ISIS Beheads American Journalist, Threatens Another


1408481985485.cachedBreaking news out of the Middle East:

In a video posted online Tuesday, ISIS beheads James Wright Foley, an American freelance journalist who was captured in Syria in 2012. The video says the killing is a warning to the U.S. to end its intervention in Iraq. The video also shows Steven Sotloff, a freelance journalist working for Time, and threatens that he will be next. Sotloff’s kidnapping seems to have been kept secret until now. Foley was working as a photographer in Syria for AFP when he was taken. The year prior he had been kidnapped in Libya.

Actions Have Their Consequences in the Middle East


shutterstock_169881086About a decade ago, most of my time was occupied with editing literature and teaching aspiring writers how to craft essays that didn’t put readers to sleep. For a short time, I had two students that were of Middle Eastern descent. I was working with one of them and asked why she didn’t associate with the other student from the same region. Her reply was simple and to the point: “My family hasn’t associated with anyone from that family in generations.”

I’m guessing that she chose the word “family” because she had been in America long enough to pick up the local vernacular. If we had been somewhere else in the world, maybe she would have used the term “tribe” or “clan.” The point remains the same, and it is an issue that makes dealing with political issues in the Middle East so difficult for Westerners. The arguments, battles, and wars in that region often have histories that stretch back hundreds of years.

The current situation in Iraq is not just about what has happened in that region in the past 20 years, just like the invasion of Kuwait by Saddam Hussein dated back to when a map was arbitrarily drawn by the British. Beyond the history that is driving the Islamic State in Iraq and the Levant (ISIL), there are current religious and political issues in play that are intertwined throughout the Middle East and North Africa. The lines on the map are near meaningless to anyone except Westerners.

Today’s Must-Watch Videos on Benghazi—Jon Gabriel


What the mainstream media once considered semi-racist conspiracy theories of the tinfoil hat crowd is re-emerging as a major story in Washington. The news cycle is moving quickly, but here are three powerful videos that will get you up to speed.

Early this morning, Joe Scarborough exploded at panelist Donnie Deutsch for warning the GOP off the Benghazi story. (Skip ahead to 7:00 for the good stuff.)

Benghazi Keeps Bubbling Up Despite WH Spin — Jon Gabriel

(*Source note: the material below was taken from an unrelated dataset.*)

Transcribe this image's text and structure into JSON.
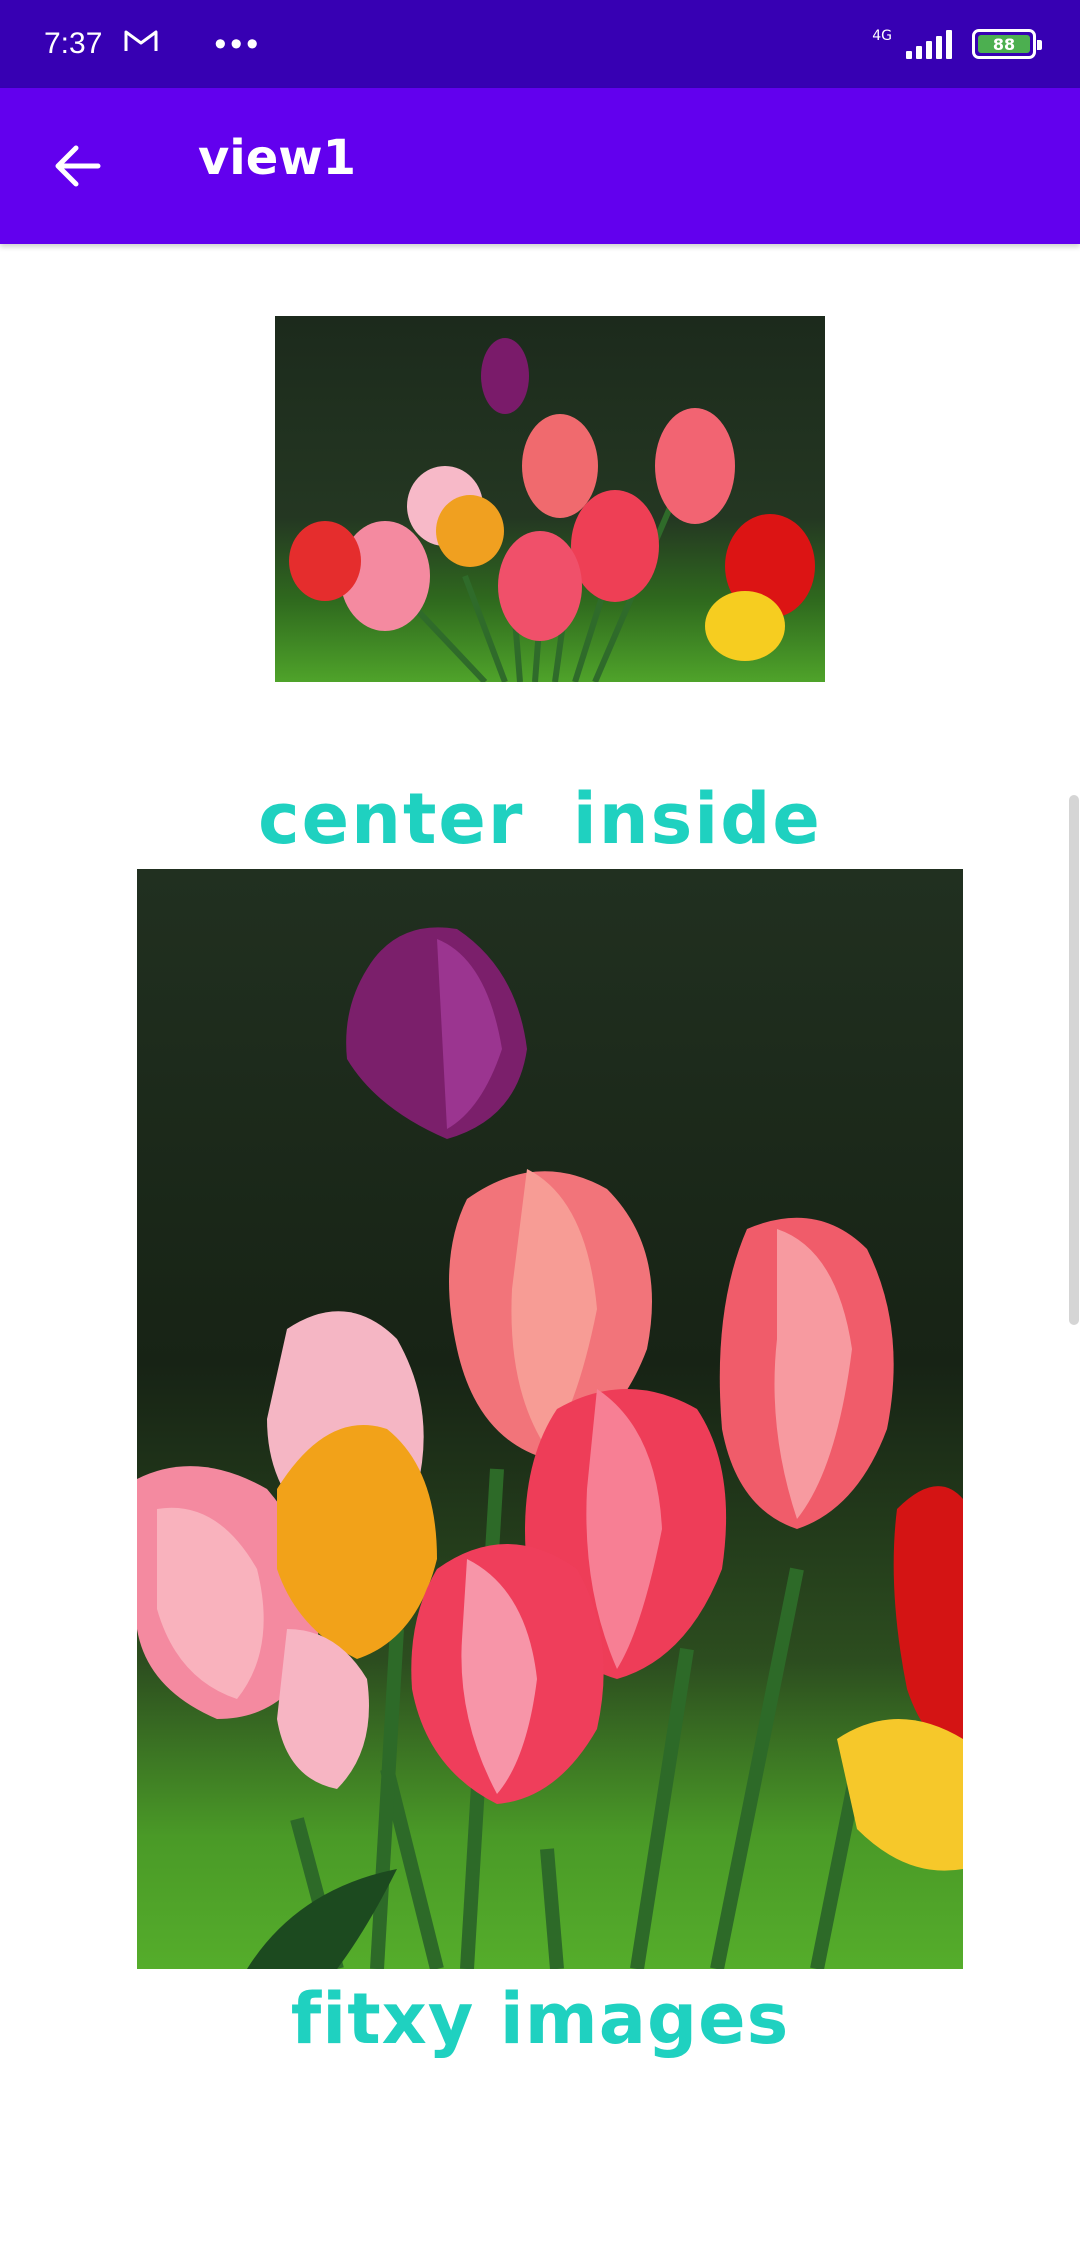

As a kid, I had to repaint an old bike body that had been left out in the elements for months. I picked up the rusty body, rinsed off the dirt with a hose, let it dry and spray painted it. The shiny red bike looked like new.

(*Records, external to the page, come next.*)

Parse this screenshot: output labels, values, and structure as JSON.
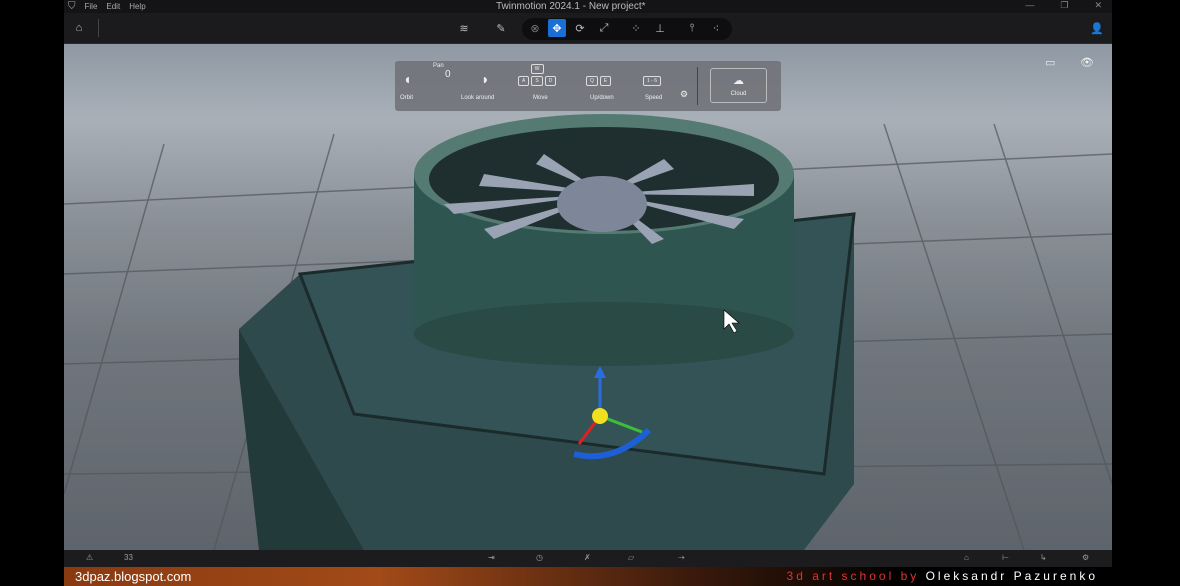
{
  "titlebar": {
    "menu": [
      "File",
      "Edit",
      "Help"
    ],
    "title": "Twinmotion 2024.1 - New project*",
    "window_controls": [
      "—",
      "❐",
      "✕"
    ]
  },
  "toolbar": {
    "icons": [
      "home-icon",
      "layers-icon",
      "eyedropper-icon",
      "close-icon",
      "move-icon",
      "rotate-icon",
      "scale-icon",
      "snap-icon",
      "drop-to-floor-icon",
      "pivot-icon",
      "multi-select-icon",
      "user-icon"
    ]
  },
  "navigation_help": {
    "orbit": "Orbit",
    "pan": "Pan",
    "look_around": "Look around",
    "move": "Move",
    "move_keys": [
      "W",
      "A",
      "S",
      "D"
    ],
    "updown": "Up/down",
    "updown_keys": [
      "Q",
      "E"
    ],
    "speed": "Speed",
    "speed_keys": "1 - 6",
    "cloud": "Cloud"
  },
  "bottombar": {
    "value": "33"
  },
  "banner": {
    "site": "3dpaz.blogspot.com",
    "credit_prefix": "3d art school by ",
    "credit_name": "Oleksandr Pazurenko"
  }
}
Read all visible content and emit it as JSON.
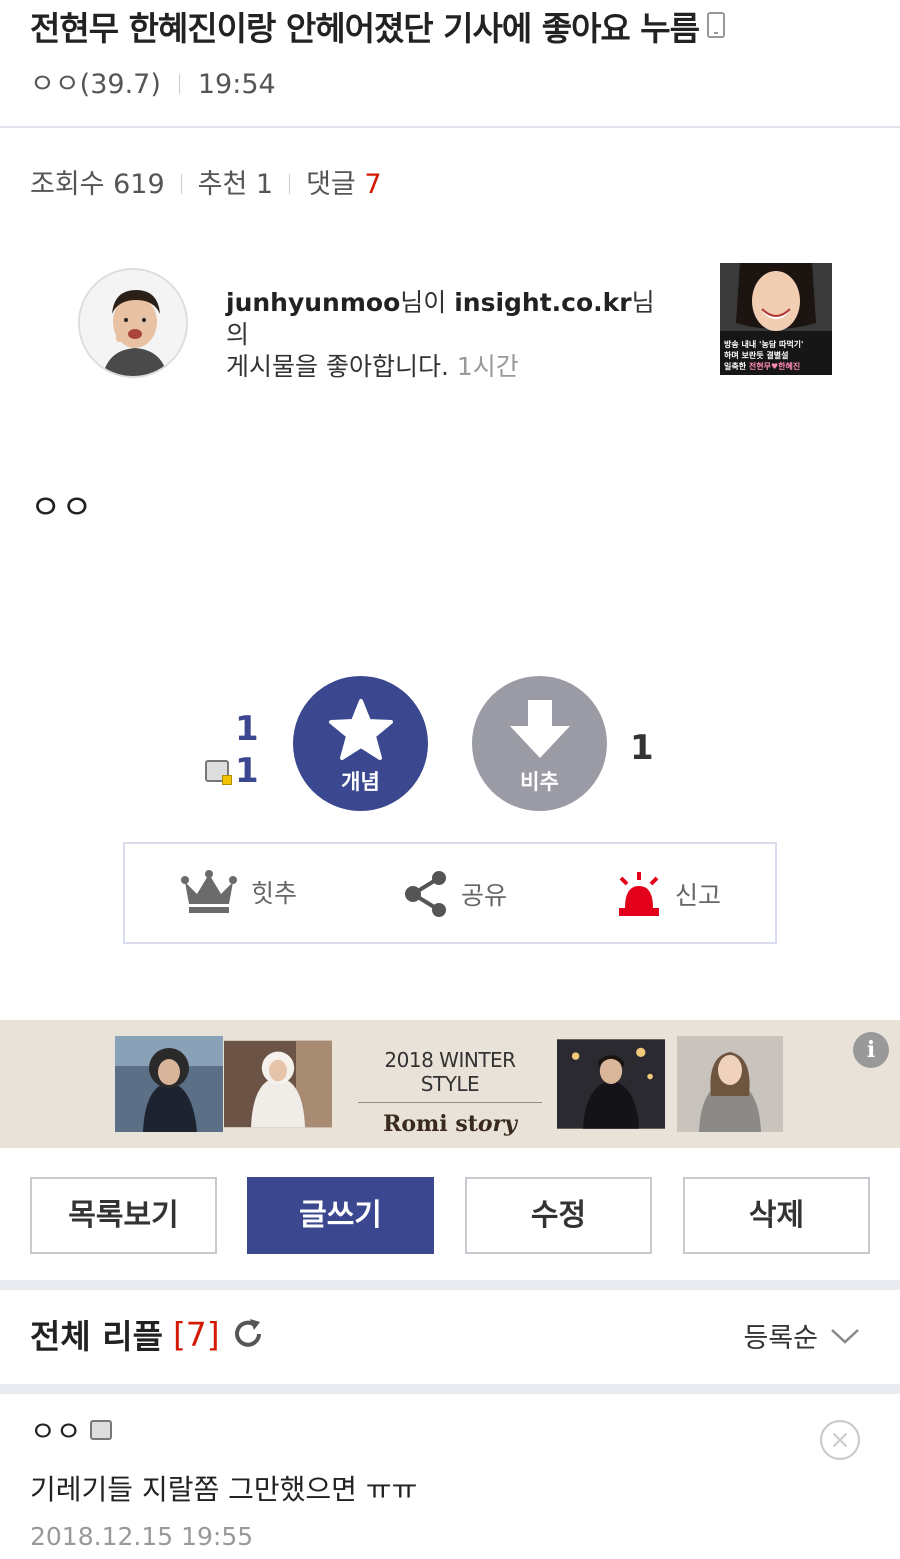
{
  "post": {
    "title": "전현무 한혜진이랑 안헤어졌단 기사에 좋아요 누름",
    "author": "ㅇㅇ(39.7)",
    "time": "19:54",
    "views_label": "조회수 619",
    "recommend_label": "추천 1",
    "comments_label": "댓글",
    "comments_count": "7",
    "body": "ㅇㅇ"
  },
  "embed": {
    "user": "junhyunmoo",
    "user_suffix": "님이 ",
    "target": "insight.co.kr",
    "target_suffix": "님의",
    "action": "게시물을 좋아합니다.",
    "time": "1시간",
    "thumb_line1": "방송 내내 '농담 따먹기'",
    "thumb_line2": "하며 보란듯 결별설",
    "thumb_line3_a": "일축한 ",
    "thumb_line3_b": "전현무♥한혜진"
  },
  "votes": {
    "up_count": "1",
    "up_fixed_count": "1",
    "up_label": "개념",
    "down_label": "비추",
    "down_count": "1"
  },
  "actions": {
    "hit_label": "힛추",
    "share_label": "공유",
    "report_label": "신고"
  },
  "ad": {
    "style_text": "2018 WINTER STYLE",
    "brand_main": "Romi st",
    "brand_script": "ory"
  },
  "buttons": {
    "list": "목록보기",
    "write": "글쓰기",
    "edit": "수정",
    "delete": "삭제"
  },
  "replies": {
    "title": "전체 리플",
    "count": "[7]",
    "sort": "등록순"
  },
  "comment": {
    "author": "ㅇㅇ",
    "text": "기레기들 지랄쫌 그만했으면 ㅠㅠ",
    "date": "2018.12.15 19:55"
  },
  "colors": {
    "accent": "#3b4890",
    "downvote": "#9b9ba6",
    "highlight_red": "#d31900",
    "ad_bg": "#e9e2d8"
  }
}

Of course, after several weeks, the rust came back with a vengeance. Being lazy, I’d touch up the paint every few months to keep it looking decent. But, since I didn’t take care of the hidden corrosion, the rust wouldn’t stay covered up for long.

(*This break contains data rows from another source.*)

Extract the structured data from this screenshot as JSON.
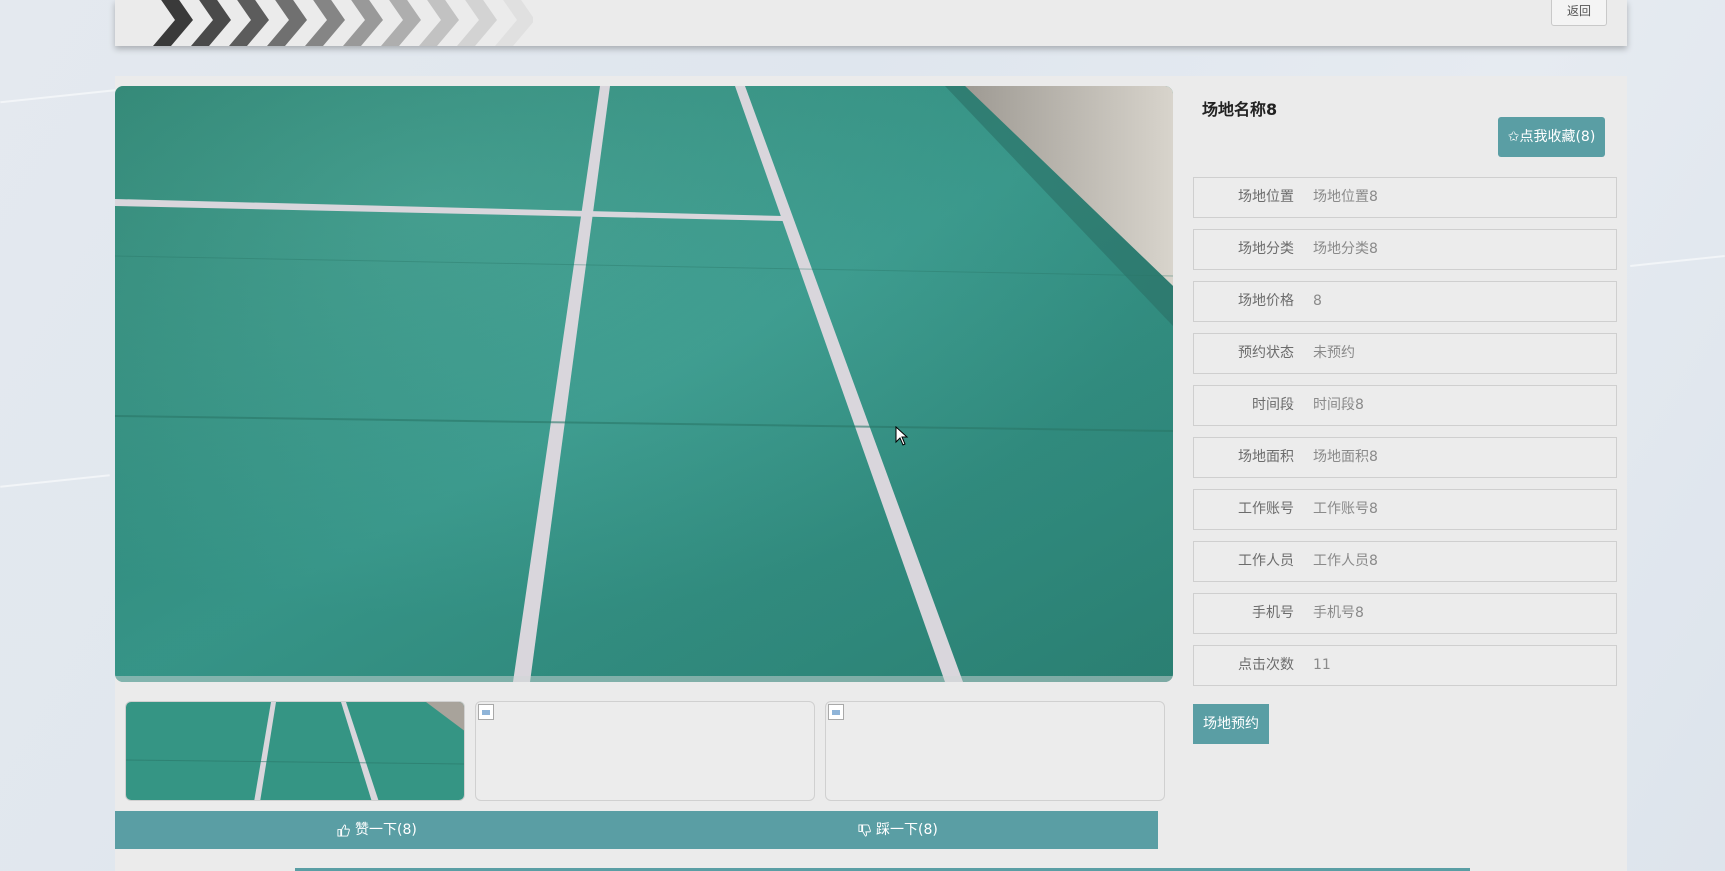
{
  "header": {
    "back_label": "返回"
  },
  "venue": {
    "title": "场地名称8",
    "favorite_label": "✩点我收藏(8)",
    "details": [
      {
        "label": "场地位置",
        "value": "场地位置8"
      },
      {
        "label": "场地分类",
        "value": "场地分类8"
      },
      {
        "label": "场地价格",
        "value": "8"
      },
      {
        "label": "预约状态",
        "value": "未预约"
      },
      {
        "label": "时间段",
        "value": "时间段8"
      },
      {
        "label": "场地面积",
        "value": "场地面积8"
      },
      {
        "label": "工作账号",
        "value": "工作账号8"
      },
      {
        "label": "工作人员",
        "value": "工作人员8"
      },
      {
        "label": "手机号",
        "value": "手机号8"
      },
      {
        "label": "点击次数",
        "value": "11"
      }
    ],
    "book_label": "场地预约"
  },
  "votes": {
    "like_label": "赞一下(8)",
    "dislike_label": "踩一下(8)"
  },
  "colors": {
    "accent": "#5a9ea4",
    "court_green": "#3f9b8c"
  },
  "icons": [
    "thumbs-up-icon",
    "thumbs-down-icon",
    "star-icon",
    "chevron-icon",
    "cursor-icon"
  ]
}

Losing the Peace


Last week, a colleague and I were having a broad-ranging conversation over lunch, highlighted by some armchair analysis of the recent Russian aggression and subterfuge in the Ukraine sprinkled with our shared concern over the trade-off between entitlement and defense spending, particularly over the next decade.  A key issue raised in that discussion was trying to assess the point where perception becomes reality with regard to the diminishing influence the Unites States has on world affairs.  At that point, my friend said flatly, “we are losing the peace.”

I had to stop and think a moment, because my first reaction was that he was overstating the case.  The United States is still a force to be reckoned with in world affairs economically and militarily.  And yet, as the week wore on, I began thinking about the “signals” that have sent to our allies, the public announcements of dates-of-withdrawal from Iraq and Afghanistan, our “leading from behind” resulting in failed states across North Africa (Libya, primarily), our canceling of missile defense deals in Europe, and our dithering in the face of Chinese and Russian adventurism.  And now the Chinese and Russians are upping their game in Latin America?  Haven’t we been here before?  Suddenly, I find myself quite open to the idea that we are at risk of losing the peace.